Below are some records; give them all again exactly, but not the pictures.

══════

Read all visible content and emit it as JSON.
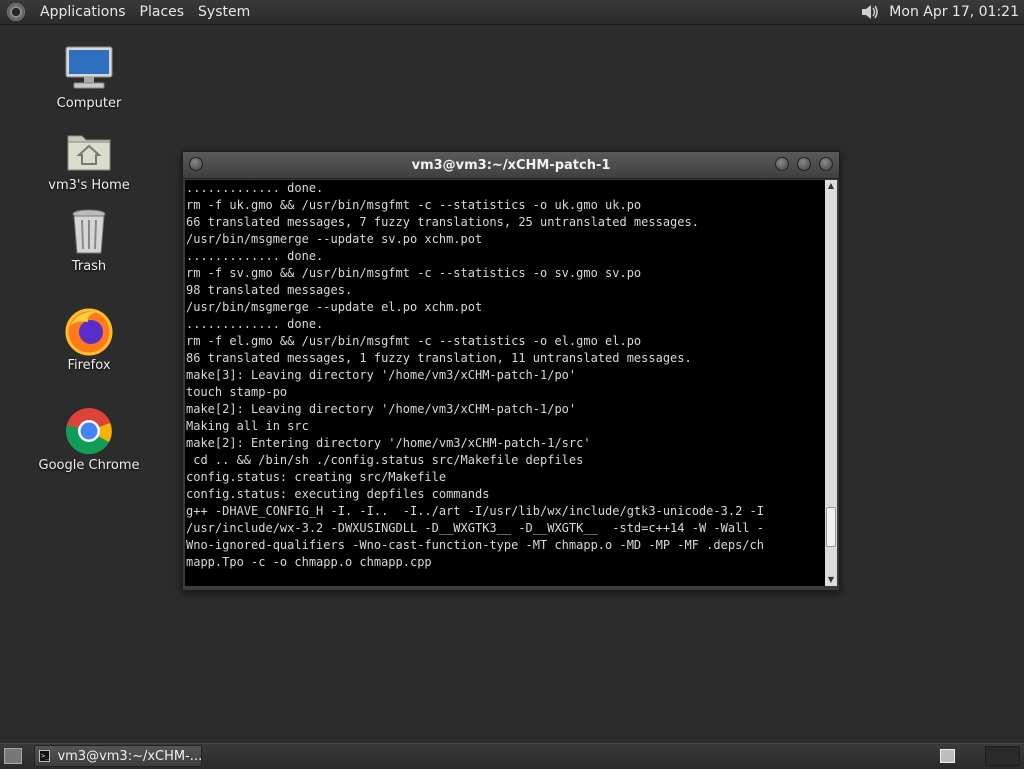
{
  "top_panel": {
    "menus": [
      "Applications",
      "Places",
      "System"
    ],
    "clock": "Mon Apr 17, 01:21",
    "icons": {
      "menu_logo": "gnome-foot-icon",
      "volume": "speaker-volume-icon"
    }
  },
  "desktop": {
    "icons": [
      {
        "label": "Computer",
        "icon": "monitor-icon"
      },
      {
        "label": "vm3's Home",
        "icon": "home-folder-icon"
      },
      {
        "label": "Trash",
        "icon": "trash-icon"
      },
      {
        "label": "Firefox",
        "icon": "firefox-icon"
      },
      {
        "label": "Google Chrome",
        "icon": "chrome-icon"
      }
    ]
  },
  "terminal": {
    "title": "vm3@vm3:~/xCHM-patch-1",
    "lines": [
      "............. done.",
      "rm -f uk.gmo && /usr/bin/msgfmt -c --statistics -o uk.gmo uk.po",
      "66 translated messages, 7 fuzzy translations, 25 untranslated messages.",
      "/usr/bin/msgmerge --update sv.po xchm.pot",
      "............. done.",
      "rm -f sv.gmo && /usr/bin/msgfmt -c --statistics -o sv.gmo sv.po",
      "98 translated messages.",
      "/usr/bin/msgmerge --update el.po xchm.pot",
      "............. done.",
      "rm -f el.gmo && /usr/bin/msgfmt -c --statistics -o el.gmo el.po",
      "86 translated messages, 1 fuzzy translation, 11 untranslated messages.",
      "make[3]: Leaving directory '/home/vm3/xCHM-patch-1/po'",
      "touch stamp-po",
      "make[2]: Leaving directory '/home/vm3/xCHM-patch-1/po'",
      "Making all in src",
      "make[2]: Entering directory '/home/vm3/xCHM-patch-1/src'",
      " cd .. && /bin/sh ./config.status src/Makefile depfiles",
      "config.status: creating src/Makefile",
      "config.status: executing depfiles commands",
      "g++ -DHAVE_CONFIG_H -I. -I..  -I../art -I/usr/lib/wx/include/gtk3-unicode-3.2 -I",
      "/usr/include/wx-3.2 -DWXUSINGDLL -D__WXGTK3__ -D__WXGTK__  -std=c++14 -W -Wall -",
      "Wno-ignored-qualifiers -Wno-cast-function-type -MT chmapp.o -MD -MP -MF .deps/ch",
      "mapp.Tpo -c -o chmapp.o chmapp.cpp"
    ],
    "scroll_position": 0.92
  },
  "bottom_panel": {
    "task_label": "vm3@vm3:~/xCHM-...",
    "icons": {
      "show_desktop": "show-desktop-icon",
      "task": "terminal-icon",
      "workspace": "workspace-switcher-icon"
    }
  }
}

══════

> **Result**
Read all visible content and emit it as JSON.
{
  "top_panel": {
    "menus": [
      "Applications",
      "Places",
      "System"
    ],
    "clock": "Mon Apr 17, 01:21",
    "icons": {
      "menu_logo": "gnome-foot-icon",
      "volume": "speaker-volume-icon"
    }
  },
  "desktop": {
    "icons": [
      {
        "label": "Computer",
        "icon": "monitor-icon"
      },
      {
        "label": "vm3's Home",
        "icon": "home-folder-icon"
      },
      {
        "label": "Trash",
        "icon": "trash-icon"
      },
      {
        "label": "Firefox",
        "icon": "firefox-icon"
      },
      {
        "label": "Google Chrome",
        "icon": "chrome-icon"
      }
    ]
  },
  "terminal": {
    "title": "vm3@vm3:~/xCHM-patch-1",
    "lines": [
      "............. done.",
      "rm -f uk.gmo && /usr/bin/msgfmt -c --statistics -o uk.gmo uk.po",
      "66 translated messages, 7 fuzzy translations, 25 untranslated messages.",
      "/usr/bin/msgmerge --update sv.po xchm.pot",
      "............. done.",
      "rm -f sv.gmo && /usr/bin/msgfmt -c --statistics -o sv.gmo sv.po",
      "98 translated messages.",
      "/usr/bin/msgmerge --update el.po xchm.pot",
      "............. done.",
      "rm -f el.gmo && /usr/bin/msgfmt -c --statistics -o el.gmo el.po",
      "86 translated messages, 1 fuzzy translation, 11 untranslated messages.",
      "make[3]: Leaving directory '/home/vm3/xCHM-patch-1/po'",
      "touch stamp-po",
      "make[2]: Leaving directory '/home/vm3/xCHM-patch-1/po'",
      "Making all in src",
      "make[2]: Entering directory '/home/vm3/xCHM-patch-1/src'",
      " cd .. && /bin/sh ./config.status src/Makefile depfiles",
      "config.status: creating src/Makefile",
      "config.status: executing depfiles commands",
      "g++ -DHAVE_CONFIG_H -I. -I..  -I../art -I/usr/lib/wx/include/gtk3-unicode-3.2 -I",
      "/usr/include/wx-3.2 -DWXUSINGDLL -D__WXGTK3__ -D__WXGTK__  -std=c++14 -W -Wall -",
      "Wno-ignored-qualifiers -Wno-cast-function-type -MT chmapp.o -MD -MP -MF .deps/ch",
      "mapp.Tpo -c -o chmapp.o chmapp.cpp"
    ],
    "scroll_position": 0.92
  },
  "bottom_panel": {
    "task_label": "vm3@vm3:~/xCHM-...",
    "icons": {
      "show_desktop": "show-desktop-icon",
      "task": "terminal-icon",
      "workspace": "workspace-switcher-icon"
    }
  }
}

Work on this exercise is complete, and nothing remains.